[Task to carry out] From the records below, return every line containing the word "JSON".

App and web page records

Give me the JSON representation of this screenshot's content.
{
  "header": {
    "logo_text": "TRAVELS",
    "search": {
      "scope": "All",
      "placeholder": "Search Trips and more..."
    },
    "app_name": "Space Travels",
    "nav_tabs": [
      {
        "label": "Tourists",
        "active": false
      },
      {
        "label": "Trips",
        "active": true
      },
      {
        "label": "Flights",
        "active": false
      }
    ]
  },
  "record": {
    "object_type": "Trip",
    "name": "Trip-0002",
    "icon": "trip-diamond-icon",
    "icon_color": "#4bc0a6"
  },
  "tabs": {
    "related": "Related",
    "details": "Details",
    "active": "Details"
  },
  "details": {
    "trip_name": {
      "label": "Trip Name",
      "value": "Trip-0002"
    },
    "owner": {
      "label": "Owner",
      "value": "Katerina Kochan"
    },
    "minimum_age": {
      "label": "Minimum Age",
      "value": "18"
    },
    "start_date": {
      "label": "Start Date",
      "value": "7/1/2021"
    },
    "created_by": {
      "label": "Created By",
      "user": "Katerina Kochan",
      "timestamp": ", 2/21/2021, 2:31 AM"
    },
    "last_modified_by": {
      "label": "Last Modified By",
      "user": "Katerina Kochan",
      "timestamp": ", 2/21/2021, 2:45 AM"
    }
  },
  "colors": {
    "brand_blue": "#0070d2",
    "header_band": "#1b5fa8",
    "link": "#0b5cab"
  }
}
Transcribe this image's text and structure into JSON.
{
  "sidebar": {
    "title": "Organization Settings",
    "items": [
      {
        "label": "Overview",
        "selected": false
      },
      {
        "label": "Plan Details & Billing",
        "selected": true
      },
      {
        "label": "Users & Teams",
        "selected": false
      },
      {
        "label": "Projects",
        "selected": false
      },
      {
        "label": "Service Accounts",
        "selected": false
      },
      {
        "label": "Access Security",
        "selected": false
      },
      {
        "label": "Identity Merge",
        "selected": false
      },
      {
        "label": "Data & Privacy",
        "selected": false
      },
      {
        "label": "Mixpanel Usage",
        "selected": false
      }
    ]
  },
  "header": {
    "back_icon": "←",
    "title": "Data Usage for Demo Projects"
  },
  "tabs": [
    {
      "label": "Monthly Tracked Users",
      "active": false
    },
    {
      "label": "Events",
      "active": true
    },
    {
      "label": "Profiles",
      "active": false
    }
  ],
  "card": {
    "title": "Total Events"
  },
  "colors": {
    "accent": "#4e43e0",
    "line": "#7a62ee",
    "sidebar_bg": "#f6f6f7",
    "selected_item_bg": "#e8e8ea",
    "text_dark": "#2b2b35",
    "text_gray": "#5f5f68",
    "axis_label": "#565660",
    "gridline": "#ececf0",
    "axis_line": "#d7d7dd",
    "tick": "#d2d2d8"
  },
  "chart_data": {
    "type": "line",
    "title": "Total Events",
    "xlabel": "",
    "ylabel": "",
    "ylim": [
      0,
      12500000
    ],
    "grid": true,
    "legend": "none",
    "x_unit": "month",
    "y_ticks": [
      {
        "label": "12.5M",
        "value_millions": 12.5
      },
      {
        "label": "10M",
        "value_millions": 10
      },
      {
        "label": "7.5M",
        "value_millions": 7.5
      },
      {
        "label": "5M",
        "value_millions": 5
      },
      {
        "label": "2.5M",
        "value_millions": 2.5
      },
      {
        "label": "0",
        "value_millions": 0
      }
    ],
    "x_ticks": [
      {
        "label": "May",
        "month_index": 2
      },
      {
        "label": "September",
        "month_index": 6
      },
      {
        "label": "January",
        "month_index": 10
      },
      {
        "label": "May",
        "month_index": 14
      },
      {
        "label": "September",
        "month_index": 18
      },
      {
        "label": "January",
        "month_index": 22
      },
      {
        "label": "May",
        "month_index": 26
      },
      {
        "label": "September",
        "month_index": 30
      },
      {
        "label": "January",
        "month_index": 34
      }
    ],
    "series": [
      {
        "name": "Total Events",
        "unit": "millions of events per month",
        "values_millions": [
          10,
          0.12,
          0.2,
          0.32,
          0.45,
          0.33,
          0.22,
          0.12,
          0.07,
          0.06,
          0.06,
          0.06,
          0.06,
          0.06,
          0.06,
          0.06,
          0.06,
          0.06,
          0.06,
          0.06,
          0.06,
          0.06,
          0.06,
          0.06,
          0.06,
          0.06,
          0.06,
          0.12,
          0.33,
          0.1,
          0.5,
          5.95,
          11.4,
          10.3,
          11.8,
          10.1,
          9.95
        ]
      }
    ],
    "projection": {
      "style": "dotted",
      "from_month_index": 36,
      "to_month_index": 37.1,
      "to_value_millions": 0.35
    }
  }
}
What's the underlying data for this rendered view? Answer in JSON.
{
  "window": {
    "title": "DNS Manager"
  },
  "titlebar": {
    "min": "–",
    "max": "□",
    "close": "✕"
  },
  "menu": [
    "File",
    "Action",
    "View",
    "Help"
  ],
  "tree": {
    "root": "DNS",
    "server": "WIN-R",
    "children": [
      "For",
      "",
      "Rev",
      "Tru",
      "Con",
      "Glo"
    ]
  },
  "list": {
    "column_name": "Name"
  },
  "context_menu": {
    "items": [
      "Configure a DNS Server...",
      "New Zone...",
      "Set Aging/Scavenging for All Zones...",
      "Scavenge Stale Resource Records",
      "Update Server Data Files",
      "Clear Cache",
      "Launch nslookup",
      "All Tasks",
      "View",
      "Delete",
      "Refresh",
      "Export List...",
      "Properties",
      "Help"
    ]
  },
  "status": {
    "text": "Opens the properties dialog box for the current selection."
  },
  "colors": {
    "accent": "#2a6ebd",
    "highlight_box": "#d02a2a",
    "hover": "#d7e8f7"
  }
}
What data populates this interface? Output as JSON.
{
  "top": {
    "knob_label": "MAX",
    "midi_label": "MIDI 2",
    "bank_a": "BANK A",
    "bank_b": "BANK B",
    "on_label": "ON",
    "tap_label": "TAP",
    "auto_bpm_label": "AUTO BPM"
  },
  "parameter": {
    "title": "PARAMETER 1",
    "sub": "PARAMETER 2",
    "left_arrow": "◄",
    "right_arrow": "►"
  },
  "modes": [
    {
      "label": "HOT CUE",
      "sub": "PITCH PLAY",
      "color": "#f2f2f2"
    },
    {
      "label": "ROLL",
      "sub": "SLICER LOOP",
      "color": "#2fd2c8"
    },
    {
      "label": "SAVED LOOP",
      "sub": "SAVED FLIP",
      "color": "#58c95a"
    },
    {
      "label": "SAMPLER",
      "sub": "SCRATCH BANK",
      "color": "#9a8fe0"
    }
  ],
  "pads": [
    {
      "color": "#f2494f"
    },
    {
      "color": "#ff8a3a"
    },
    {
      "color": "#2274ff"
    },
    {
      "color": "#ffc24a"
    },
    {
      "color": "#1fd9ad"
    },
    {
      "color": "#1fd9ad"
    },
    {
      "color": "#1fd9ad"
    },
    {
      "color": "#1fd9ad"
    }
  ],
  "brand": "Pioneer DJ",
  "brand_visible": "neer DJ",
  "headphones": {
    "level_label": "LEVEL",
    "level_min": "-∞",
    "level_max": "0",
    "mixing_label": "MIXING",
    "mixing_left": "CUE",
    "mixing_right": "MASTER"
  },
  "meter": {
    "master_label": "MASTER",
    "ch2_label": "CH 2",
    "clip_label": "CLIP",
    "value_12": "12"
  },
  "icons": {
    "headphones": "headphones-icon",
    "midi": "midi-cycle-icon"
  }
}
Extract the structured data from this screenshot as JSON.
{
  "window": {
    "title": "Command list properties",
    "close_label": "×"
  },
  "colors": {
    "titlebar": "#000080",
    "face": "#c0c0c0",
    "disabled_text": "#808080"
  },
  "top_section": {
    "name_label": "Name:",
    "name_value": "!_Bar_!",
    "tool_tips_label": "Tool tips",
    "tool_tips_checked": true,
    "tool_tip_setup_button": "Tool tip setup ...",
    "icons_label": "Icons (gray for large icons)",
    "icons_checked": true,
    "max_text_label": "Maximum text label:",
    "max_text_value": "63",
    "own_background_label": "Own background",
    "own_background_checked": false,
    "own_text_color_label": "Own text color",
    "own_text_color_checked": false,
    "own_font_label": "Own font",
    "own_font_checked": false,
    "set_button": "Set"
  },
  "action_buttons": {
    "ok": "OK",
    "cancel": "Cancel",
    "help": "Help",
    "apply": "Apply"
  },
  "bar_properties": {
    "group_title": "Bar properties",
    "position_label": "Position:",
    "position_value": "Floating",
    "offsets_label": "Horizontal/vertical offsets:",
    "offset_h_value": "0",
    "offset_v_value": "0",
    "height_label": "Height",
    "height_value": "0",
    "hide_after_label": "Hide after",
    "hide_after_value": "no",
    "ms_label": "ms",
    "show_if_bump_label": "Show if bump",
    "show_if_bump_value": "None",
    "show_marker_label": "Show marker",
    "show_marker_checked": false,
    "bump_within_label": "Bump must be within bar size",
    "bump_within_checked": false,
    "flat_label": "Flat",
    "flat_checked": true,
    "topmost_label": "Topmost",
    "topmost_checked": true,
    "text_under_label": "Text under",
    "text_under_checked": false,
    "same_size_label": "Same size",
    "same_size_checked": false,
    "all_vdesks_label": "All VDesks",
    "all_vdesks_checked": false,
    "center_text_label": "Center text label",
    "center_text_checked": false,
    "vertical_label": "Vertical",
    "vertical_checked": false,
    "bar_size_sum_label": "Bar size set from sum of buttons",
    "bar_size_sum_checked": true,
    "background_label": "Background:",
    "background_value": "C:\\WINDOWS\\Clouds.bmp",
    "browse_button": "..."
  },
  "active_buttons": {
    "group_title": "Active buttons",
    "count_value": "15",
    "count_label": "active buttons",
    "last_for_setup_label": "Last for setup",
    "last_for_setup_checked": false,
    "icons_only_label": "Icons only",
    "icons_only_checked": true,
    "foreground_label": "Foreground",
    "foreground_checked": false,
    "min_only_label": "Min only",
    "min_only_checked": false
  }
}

[Output of the task]
Give me the JSON representation of this screenshot's content.
Transcribe this image's text and structure into JSON.
What's the underlying data for this rendered view? Answer in JSON.
What data populates this interface? Output as JSON.
Extract the structured data from this screenshot as JSON.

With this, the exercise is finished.